I recently embarked on a very fun adventure of fixing a broken Leslie speaker and connecting it to a Hammond m100 organ. The parts were corroded and old, a couple of them broken, and the electrical stuff looked a little sketchy. Through the wonder of internet, I found most of the information I needed to fully understand the workings of a Leslie speaker, including a complete schematic of the amp, a separate schematic of my Hammond amp, and several discussions or tutorials illustrating how to connect them. So far my journey had involved no *real* human interaction! Great!

I needed two new bearings, a new tire for the bottom rotor, and (most importantly) a very interesting 6-pin connector/cable for the Leslie amp. Of course, I found all these things immediately on eBay. But they were expensive. Does anyone do this locally, I thought? Maybe I could even find someone to geek out with, fuel my excitement, and (fingers crossed) give me some pointers.

No way. I called three Portland shops that serviced Hammonds, asking first for parts, second for advice, and lastly for service. I was flatly refused on the first two requests at all 3 shops. It wasn't just the refusal that irked me, it was the attitude. Not only would local shops refuse to sell me the parts (without service), they made me feel stupid for asking. When I asked "What would cause a belt to slip?" I received vague answers like, "...could be a lot o things," or "I wouldn't be able to tell without lookin at it..." ...which is complete bullshit. Later, when I finally ordered all my parts and got advice from a campy website I found through a web-forum, I realized how simple my questions were, and how easy my repairs could have been with some good advice.

At this point it dawned on me how interesting it is: that I can research, order, troubleshoot, and successfully rebuild almost ANYTHING without even talking to a human being (provided I have enough time and willpower). Again, the wonders of this Age of Communication! Hmmm. Well, a different sort of communication. Remember those small-town yarns about the Gas-station Mechanic who tells the traveler how to fix a water-pump, then feeds him dinner, then gives him a self-written pamphlet on do-it-yourself car-repair tips for the road? I rarely experience that. Even with fellow musicians, I am reluctant to tell my secrets. Why?

It's because I'm afraid I'll become obsolete. I have a determined amount of ability, and I refuse to share it. If I do share, you might steal it, and then I'll have to find another unique ability. Remember my experience with the piano-tuning supplies several months ago? Same story. The piano-tuners guild is a PRIME example of an industry taking great pains to keep their knowledge (and gear) secret. The issue isn't as dramatic as the Army's rigid chain of command, where generals, colonels, and the president keep their plans and motives secret by virtue of convolution. This is much more obvious! Here, I have an organ-repairist looking me in the eye, saying "I refuse to give you the information you want."

What is the effect of this on me, the consumer, the artistic participant?
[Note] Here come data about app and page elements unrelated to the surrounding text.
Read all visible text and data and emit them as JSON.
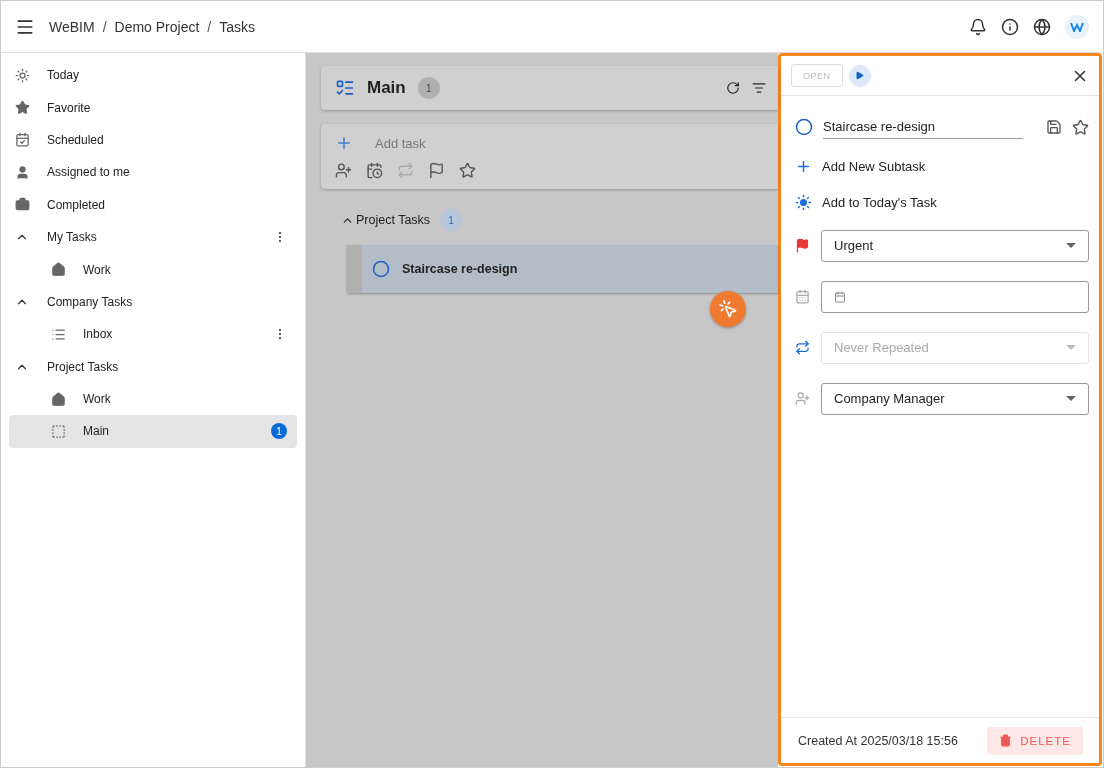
{
  "breadcrumb": {
    "separator": "/",
    "items": [
      "WeBIM",
      "Demo Project",
      "Tasks"
    ]
  },
  "sidebar": {
    "items": [
      {
        "kind": "link",
        "label": "Today",
        "selected": false
      },
      {
        "kind": "link",
        "label": "Favorite",
        "selected": false
      },
      {
        "kind": "link",
        "label": "Scheduled",
        "selected": false
      },
      {
        "kind": "link",
        "label": "Assigned to me",
        "selected": false
      },
      {
        "kind": "link",
        "label": "Completed",
        "selected": false
      },
      {
        "kind": "group",
        "label": "My Tasks",
        "expanded": true,
        "has_menu": true,
        "children": [
          {
            "label": "Work",
            "selected": false,
            "has_menu": false
          }
        ]
      },
      {
        "kind": "group",
        "label": "Company Tasks",
        "expanded": true,
        "has_menu": false,
        "children": [
          {
            "label": "Inbox",
            "selected": false,
            "has_menu": true
          }
        ]
      },
      {
        "kind": "group",
        "label": "Project Tasks",
        "expanded": true,
        "has_menu": false,
        "children": [
          {
            "label": "Work",
            "selected": false,
            "has_menu": false
          },
          {
            "label": "Main",
            "selected": true,
            "has_menu": false,
            "badge": "1"
          }
        ]
      }
    ]
  },
  "list": {
    "title": "Main",
    "count": "1",
    "add_placeholder": "Add task",
    "sections": [
      {
        "title": "Project Tasks",
        "count": "1",
        "expanded": true,
        "tasks": [
          {
            "title": "Staircase re-design",
            "completed": false,
            "selected": true
          }
        ]
      }
    ]
  },
  "detail": {
    "status": "OPEN",
    "status_disabled": true,
    "title": "Staircase re-design",
    "completed": false,
    "favorite": false,
    "actions": [
      {
        "kind": "subtask",
        "label": "Add New Subtask"
      },
      {
        "kind": "today",
        "label": "Add to Today's Task"
      }
    ],
    "fields": [
      {
        "kind": "priority",
        "value": "Urgent",
        "disabled": false
      },
      {
        "kind": "date",
        "disabled": false
      },
      {
        "kind": "repeat",
        "value": "Never Repeated",
        "disabled": true
      },
      {
        "kind": "assignee",
        "value": "Company Manager",
        "disabled": false
      }
    ],
    "created": "Created At 2025/03/18 15:56",
    "delete": "DELETE"
  }
}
I learn quickly that knowledge is value-rated, and highly valued knowledge should also be highly protected. But, in a starkly different illustration, if diamonds weren't highly protected, would they be so highly valued? Perhaps not. Protection, dissemination, determines value. It should not. Practicality should determine value.

If diamonds were not so highly protected and regulated, they would not be so expensive, and they would definitely not be practical. Their value would decrease. But unregulated knowledge on Leslie speakers would never diminish a Leslie's practicality to organists. In fact, it would probably foster interest in Leslie speakers, which would foster interest, which would mean increased business for those involved in the trade.

At least, that's the debate. How do we rate value? How do we value knowledge? How closely are our actions dependent on our knowledge, and—therefore—how do we ensure that our actions retain value? For example, is unregulated and un-copyrighted music just as valuable as copyrighted music? If anyone has made it to the end of this jaunt, I'd be happy to hear your thoughts.

Love, -BF